## PROBLEM DETAILS
Provide an exact copy of the data, excluding the images.

## PROVIDED RECORDS
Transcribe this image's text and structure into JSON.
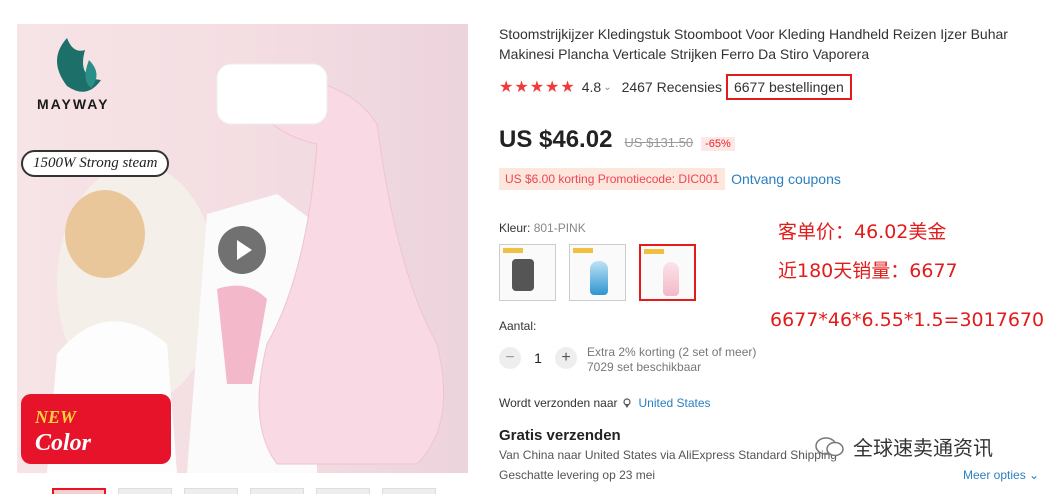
{
  "gallery": {
    "logo_text": "MAYWAY",
    "badge": "1500W  Strong steam",
    "new_label": "NEW",
    "color_label": "Color"
  },
  "product": {
    "title": "Stoomstrijkijzer Kledingstuk Stoomboot Voor Kleding Handheld Reizen Ijzer Buhar Makinesi Plancha Verticale Strijken Ferro Da Stiro Vaporera",
    "rating": "4.8",
    "reviews": "2467 Recensies",
    "orders": "6677 bestellingen",
    "price": "US $46.02",
    "original_price": "US $131.50",
    "discount": "-65%",
    "promo": "US $6.00 korting Promotiecode: DIC001",
    "coupons_link": "Ontvang coupons",
    "color_label": "Kleur:",
    "color_value": "801-PINK",
    "quantity_label": "Aantal:",
    "quantity": "1",
    "quantity_discount": "Extra 2% korting (2 set of meer)",
    "stock": "7029 set beschikbaar",
    "ship_to_label": "Wordt verzonden naar",
    "ship_to_country": "United States",
    "free_shipping": "Gratis verzenden",
    "via_text": "Van China naar United States via AliExpress Standard Shipping",
    "eta": "Geschatte levering op 23 mei",
    "more_options": "Meer opties"
  },
  "annotations": {
    "unit_price": "客单价：46.02美金",
    "sales_180": "近180天销量：6677",
    "formula": "6677*46*6.55*1.5=3017670"
  },
  "watermark": "全球速卖通资讯",
  "colors": {
    "accent_red": "#e21b1b",
    "link_blue": "#2a7fbf"
  }
}
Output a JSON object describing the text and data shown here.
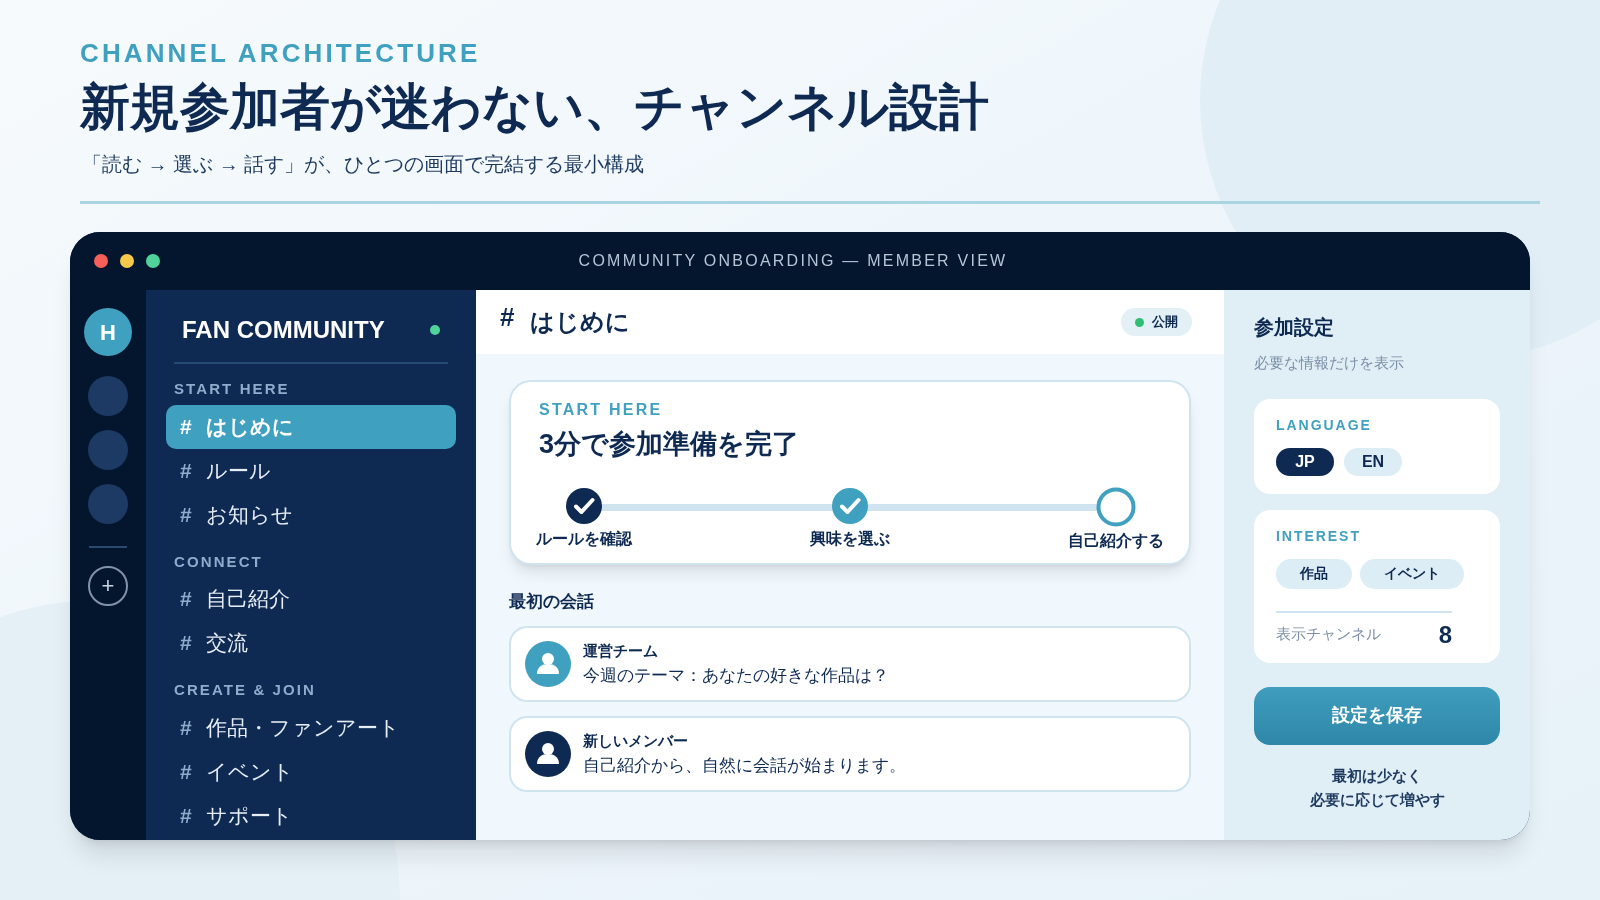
{
  "eyebrow": "CHANNEL ARCHITECTURE",
  "headline": "新規参加者が迷わない、チャンネル設計",
  "subtitle": "「読む → 選ぶ → 話す」が、ひとつの画面で完結する最小構成",
  "window": {
    "title": "COMMUNITY ONBOARDING — MEMBER VIEW"
  },
  "rail": {
    "servers": [
      {
        "label": "H",
        "selected": true
      },
      {
        "selected": false
      },
      {
        "selected": false
      },
      {
        "selected": false
      }
    ],
    "add": "+"
  },
  "sidebar": {
    "title": "FAN COMMUNITY",
    "online": true,
    "sections": [
      {
        "heading": "START HERE",
        "items": [
          {
            "hash": "#",
            "label": "はじめに",
            "selected": true
          },
          {
            "hash": "#",
            "label": "ルール",
            "selected": false
          },
          {
            "hash": "#",
            "label": "お知らせ",
            "selected": false
          }
        ]
      },
      {
        "heading": "CONNECT",
        "items": [
          {
            "hash": "#",
            "label": "自己紹介",
            "selected": false
          },
          {
            "hash": "#",
            "label": "交流",
            "selected": false
          }
        ]
      },
      {
        "heading": "CREATE & JOIN",
        "items": [
          {
            "hash": "#",
            "label": "作品・ファンアート",
            "selected": false
          },
          {
            "hash": "#",
            "label": "イベント",
            "selected": false
          },
          {
            "hash": "#",
            "label": "サポート",
            "selected": false
          }
        ]
      }
    ]
  },
  "channel": {
    "hash": "#",
    "name": "はじめに",
    "badge": "公開"
  },
  "start_card": {
    "eyebrow": "START HERE",
    "title": "3分で参加準備を完了",
    "steps": [
      {
        "label": "ルールを確認",
        "checked": true,
        "color": "#0f2a52"
      },
      {
        "label": "興味を選ぶ",
        "checked": true,
        "color": "#40a0bf"
      },
      {
        "label": "自己紹介する",
        "checked": false,
        "color": "#40a0bf"
      }
    ]
  },
  "conversation": {
    "heading": "最初の会話",
    "messages": [
      {
        "author": "運営チーム",
        "text": "今週のテーマ：あなたの好きな作品は？",
        "color": "#40a0bf"
      },
      {
        "author": "新しいメンバー",
        "text": "自己紹介から、自然に会話が始まります。",
        "color": "#0f2a52"
      }
    ]
  },
  "settings": {
    "title": "参加設定",
    "subtitle": "必要な情報だけを表示",
    "language": {
      "heading": "LANGUAGE",
      "options": [
        {
          "label": "JP",
          "selected": true
        },
        {
          "label": "EN",
          "selected": false
        }
      ]
    },
    "interest": {
      "heading": "INTEREST",
      "chips": [
        "作品",
        "イベント"
      ],
      "count_label": "表示チャンネル",
      "count": "8"
    },
    "save": "設定を保存",
    "note": [
      "最初は少なく",
      "必要に応じて増やす"
    ]
  }
}
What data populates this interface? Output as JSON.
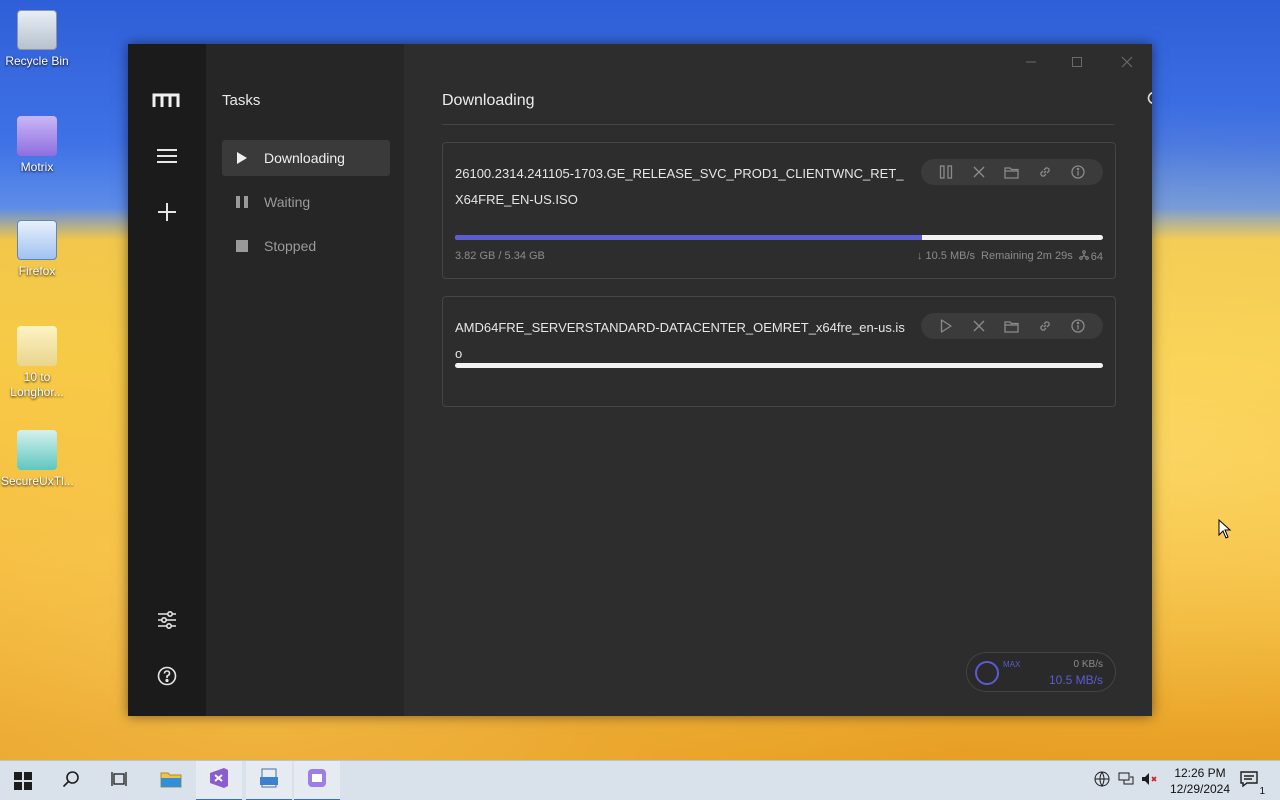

## ANSWER SECTION
Transcribe this image's text and structure into JSON.
{
  "gallery": {
    "logo_text": "MAYWAY",
    "badge": "1500W  Strong steam",
    "new_label": "NEW",
    "color_label": "Color"
  },
  "product": {
    "title": "Stoomstrijkijzer Kledingstuk Stoomboot Voor Kleding Handheld Reizen Ijzer Buhar Makinesi Plancha Verticale Strijken Ferro Da Stiro Vaporera",
    "rating": "4.8",
    "reviews": "2467 Recensies",
    "orders": "6677 bestellingen",
    "price": "US $46.02",
    "original_price": "US $131.50",
    "discount": "-65%",
    "promo": "US $6.00 korting Promotiecode: DIC001",
    "coupons_link": "Ontvang coupons",
    "color_label": "Kleur:",
    "color_value": "801-PINK",
    "quantity_label": "Aantal:",
    "quantity": "1",
    "quantity_discount": "Extra 2% korting (2 set of meer)",
    "stock": "7029 set beschikbaar",
    "ship_to_label": "Wordt verzonden naar",
    "ship_to_country": "United States",
    "free_shipping": "Gratis verzenden",
    "via_text": "Van China naar United States via AliExpress Standard Shipping",
    "eta": "Geschatte levering op 23 mei",
    "more_options": "Meer opties"
  },
  "annotations": {
    "unit_price": "客单价：46.02美金",
    "sales_180": "近180天销量：6677",
    "formula": "6677*46*6.55*1.5=3017670"
  },
  "watermark": "全球速卖通资讯",
  "colors": {
    "accent_red": "#e21b1b",
    "link_blue": "#2a7fbf"
  }
}
Output a JSON object describing the text and data shown here.
{
  "eyebrow": "CHANNEL ARCHITECTURE",
  "headline": "新規参加者が迷わない、チャンネル設計",
  "subtitle": "「読む → 選ぶ → 話す」が、ひとつの画面で完結する最小構成",
  "window": {
    "title": "COMMUNITY ONBOARDING — MEMBER VIEW"
  },
  "rail": {
    "servers": [
      {
        "label": "H",
        "selected": true
      },
      {
        "selected": false
      },
      {
        "selected": false
      },
      {
        "selected": false
      }
    ],
    "add": "+"
  },
  "sidebar": {
    "title": "FAN COMMUNITY",
    "online": true,
    "sections": [
      {
        "heading": "START HERE",
        "items": [
          {
            "hash": "#",
            "label": "はじめに",
            "selected": true
          },
          {
            "hash": "#",
            "label": "ルール",
            "selected": false
          },
          {
            "hash": "#",
            "label": "お知らせ",
            "selected": false
          }
        ]
      },
      {
        "heading": "CONNECT",
        "items": [
          {
            "hash": "#",
            "label": "自己紹介",
            "selected": false
          },
          {
            "hash": "#",
            "label": "交流",
            "selected": false
          }
        ]
      },
      {
        "heading": "CREATE & JOIN",
        "items": [
          {
            "hash": "#",
            "label": "作品・ファンアート",
            "selected": false
          },
          {
            "hash": "#",
            "label": "イベント",
            "selected": false
          },
          {
            "hash": "#",
            "label": "サポート",
            "selected": false
          }
        ]
      }
    ]
  },
  "channel": {
    "hash": "#",
    "name": "はじめに",
    "badge": "公開"
  },
  "start_card": {
    "eyebrow": "START HERE",
    "title": "3分で参加準備を完了",
    "steps": [
      {
        "label": "ルールを確認",
        "checked": true,
        "color": "#0f2a52"
      },
      {
        "label": "興味を選ぶ",
        "checked": true,
        "color": "#40a0bf"
      },
      {
        "label": "自己紹介する",
        "checked": false,
        "color": "#40a0bf"
      }
    ]
  },
  "conversation": {
    "heading": "最初の会話",
    "messages": [
      {
        "author": "運営チーム",
        "text": "今週のテーマ：あなたの好きな作品は？",
        "color": "#40a0bf"
      },
      {
        "author": "新しいメンバー",
        "text": "自己紹介から、自然に会話が始まります。",
        "color": "#0f2a52"
      }
    ]
  },
  "settings": {
    "title": "参加設定",
    "subtitle": "必要な情報だけを表示",
    "language": {
      "heading": "LANGUAGE",
      "options": [
        {
          "label": "JP",
          "selected": true
        },
        {
          "label": "EN",
          "selected": false
        }
      ]
    },
    "interest": {
      "heading": "INTEREST",
      "chips": [
        "作品",
        "イベント"
      ],
      "count_label": "表示チャンネル",
      "count": "8"
    },
    "save": "設定を保存",
    "note": [
      "最初は少なく",
      "必要に応じて増やす"
    ]
  }
}
What data populates this interface? Output as JSON.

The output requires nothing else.